Wednesday, January 8, 2014

Artificial Insemination Story Covered on Salt Lake City KUTV CBS Affiliate and University of Utah Releases a Statement

Coverage of the artificial insemination story (<< full story here) that I first wrote about yesterday is gaining steam. A segment just led the news on Salt Lake City's CBS Affiliate KUTV.  It included an audio interview with Pam Branum. (View here.) 

In conjunction with this coverage, the University of Utah released a statement. Here it is in its entirety:

"Since April 2013, the University of Utah has been investigating credible information regarding the possible mislabeling or tampering of a semen sample at RMTI (Reproductive Medical Technologies, Inc.), a private andrology lab owned by a University faculty member (now deceased). The facility was a private laboratory located in Midvale, Utah. While not owned or operated by the University, the University contracted with RMTI for specimen preparation and semen analysis. Additionally, RMTI prepared semen samples for private physician offices throughout the community, not University physicians.

Through genetic testing, a woman who received artificial insemination (AI) in 1991 discovered the biological father of her child was not her husband, as she had assumed. She traced the genetics of her child to a man who was a former employee of the now-defunct RMTI, which may have prepared the AI sample. The man in question was also a part-time employee of the University from 1988-94.

There are no remaining records from RMTI to prove the claim and the man in question has been deceased since 1999. Consequently, it is unknown how this incident might have happened. In addition, there is no evidence to indicate this situation extends beyond the case in question. We understand this information has been upsetting for the family and other clients of RMTI. We want to help alleviate this distress by providing professional genetic testing for RMTI clients who were treated between 1988 through 1994.

Concerned individuals should contact the University of Utah Andrology Lab at 801-587-5852."

Although there are some discrepancies from my perspective, I believe that this statement is a good start. It is my understanding that Thomas Lippert worked at the clinic from 1986 through1997, so I'm not clear as to why they are only offering genetic testing to those who were clients between 1988 -1994.

This part of the statement is obviously concerning, "RMTI prepared semen samples for private physician offices throughout the community" because it seems to imply that others could potentially be affected by Tom's actions who were not direct clients of the RMTI clinic. 

From my perspective, independent genetic testing might be a better option since the DNA samples of Tom's relatives are already in the three major genealogy DNA databases (see sidebar for links). If the potentially affected families take the university up on its offer of genetic testing (I assume this would be traditional paternity testing) and they learn that the presumed father is not the biological father of their child, then they will need to undergo further testing to determine if Tom Lippert is the biological father. It may be preferable to endure the anticipation of one test instead of two under these stressful circumstances. Of course, the families will undoubtedly carefully consider this and decide what they feel is best.

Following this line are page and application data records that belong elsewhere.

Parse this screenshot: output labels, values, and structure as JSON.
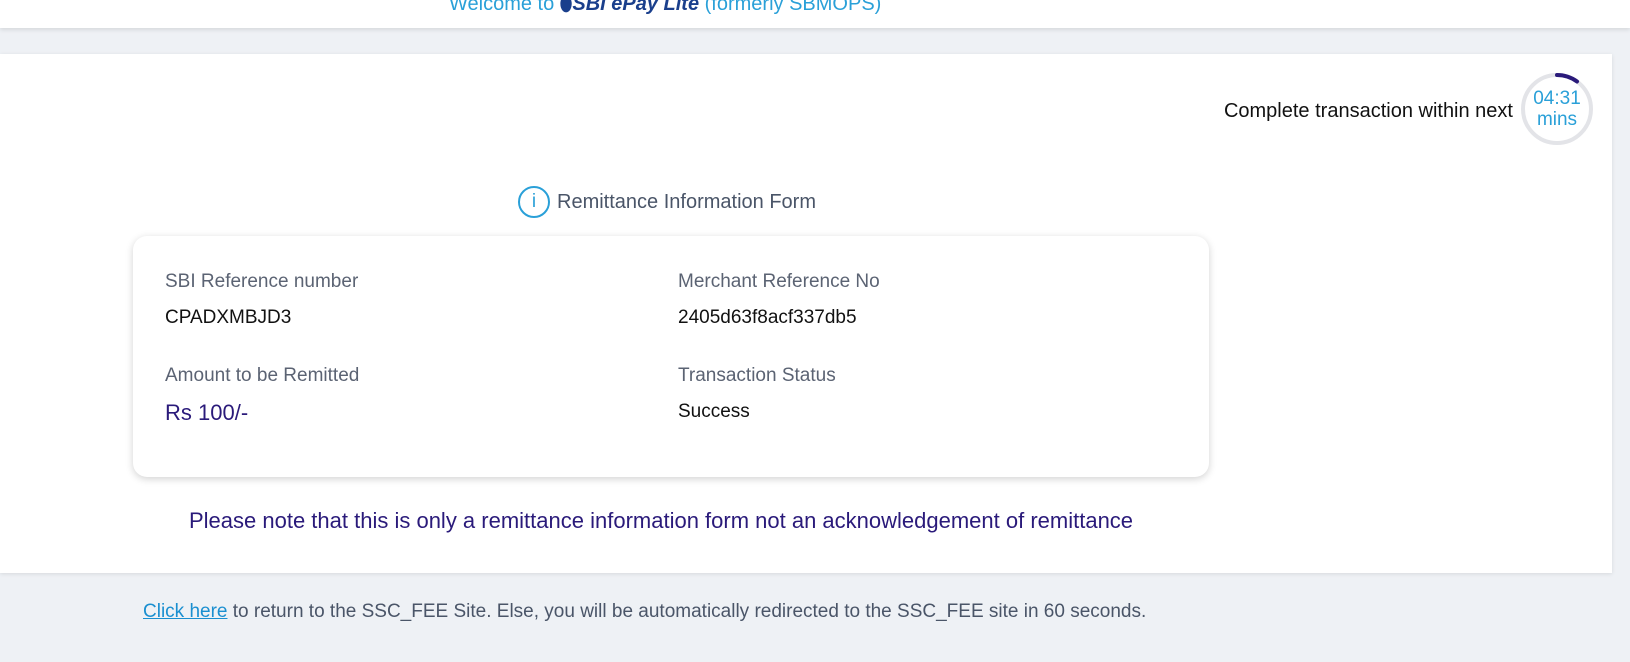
{
  "header": {
    "welcome_prefix": "Welcome to",
    "brand_icon": "⬮",
    "brand_name": "SBI ePay Lite",
    "welcome_suffix": "(formerly SBMOPS)"
  },
  "timer": {
    "label": "Complete transaction within next",
    "time": "04:31",
    "unit": "mins",
    "remaining_fraction": 0.1,
    "ring_color": "#2a1a7a",
    "track_color": "#e3e4e8"
  },
  "form": {
    "icon": "info-icon",
    "icon_glyph": "i",
    "title": "Remittance Information Form",
    "fields": [
      {
        "label": "SBI Reference number",
        "value": "CPADXMBJD3"
      },
      {
        "label": "Merchant Reference No",
        "value": "2405d63f8acf337db5"
      },
      {
        "label": "Amount to be Remitted",
        "value": "Rs 100/-"
      },
      {
        "label": "Transaction Status",
        "value": "Success"
      }
    ]
  },
  "note": "Please note that this is only a remittance information form not an acknowledgement of remittance",
  "footer": {
    "link_text": "Click here",
    "text": " to return to the SSC_FEE Site. Else, you will be automatically redirected to the SSC_FEE site in 60 seconds."
  }
}
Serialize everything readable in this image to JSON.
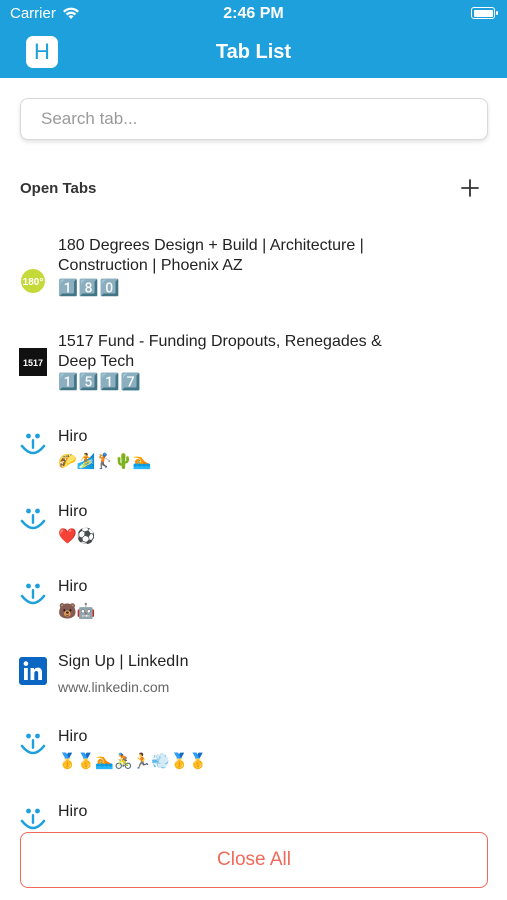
{
  "status": {
    "carrier": "Carrier",
    "time": "2:46 PM"
  },
  "header": {
    "app_icon_letter": "H",
    "title": "Tab List"
  },
  "search": {
    "placeholder": "Search tab..."
  },
  "section": {
    "title": "Open Tabs",
    "add_label": "+"
  },
  "tabs": [
    {
      "title": "180 Degrees Design + Build | Architecture | Construction | Phoenix AZ",
      "subtitle": "1️⃣8️⃣0️⃣",
      "icon": "180-logo-icon"
    },
    {
      "title": "1517 Fund - Funding Dropouts, Renegades & Deep Tech",
      "subtitle": "1️⃣5️⃣1️⃣7️⃣",
      "icon": "1517-logo-icon"
    },
    {
      "title": "Hiro",
      "subtitle": "🌮🏄🏌🌵🏊",
      "icon": "hiro-smile-icon"
    },
    {
      "title": "Hiro",
      "subtitle": "❤️⚽",
      "icon": "hiro-smile-icon"
    },
    {
      "title": "Hiro",
      "subtitle": "🐻🤖",
      "icon": "hiro-smile-icon"
    },
    {
      "title": "Sign Up | LinkedIn",
      "subtitle": "www.linkedin.com",
      "icon": "linkedin-icon"
    },
    {
      "title": "Hiro",
      "subtitle": "🥇🥇🏊🚴🏃💨🥇🥇",
      "icon": "hiro-smile-icon"
    },
    {
      "title": "Hiro",
      "subtitle": "",
      "icon": "hiro-smile-icon"
    }
  ],
  "footer": {
    "close_all_label": "Close All"
  },
  "colors": {
    "header": "#1ea0dc",
    "danger": "#f06a5a"
  }
}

I just want everyone to be aware that there are affordable options. 

Business Insider also picked up the story

For anyone who believes that they may be affected and would like to be in touch with the Branums, please consult this site


  1. Also saw CNN covered it today, Jan. 10.

  2. It is irrelevant whether or not the University owned the lab ir contracted its services--they still had responsibilities.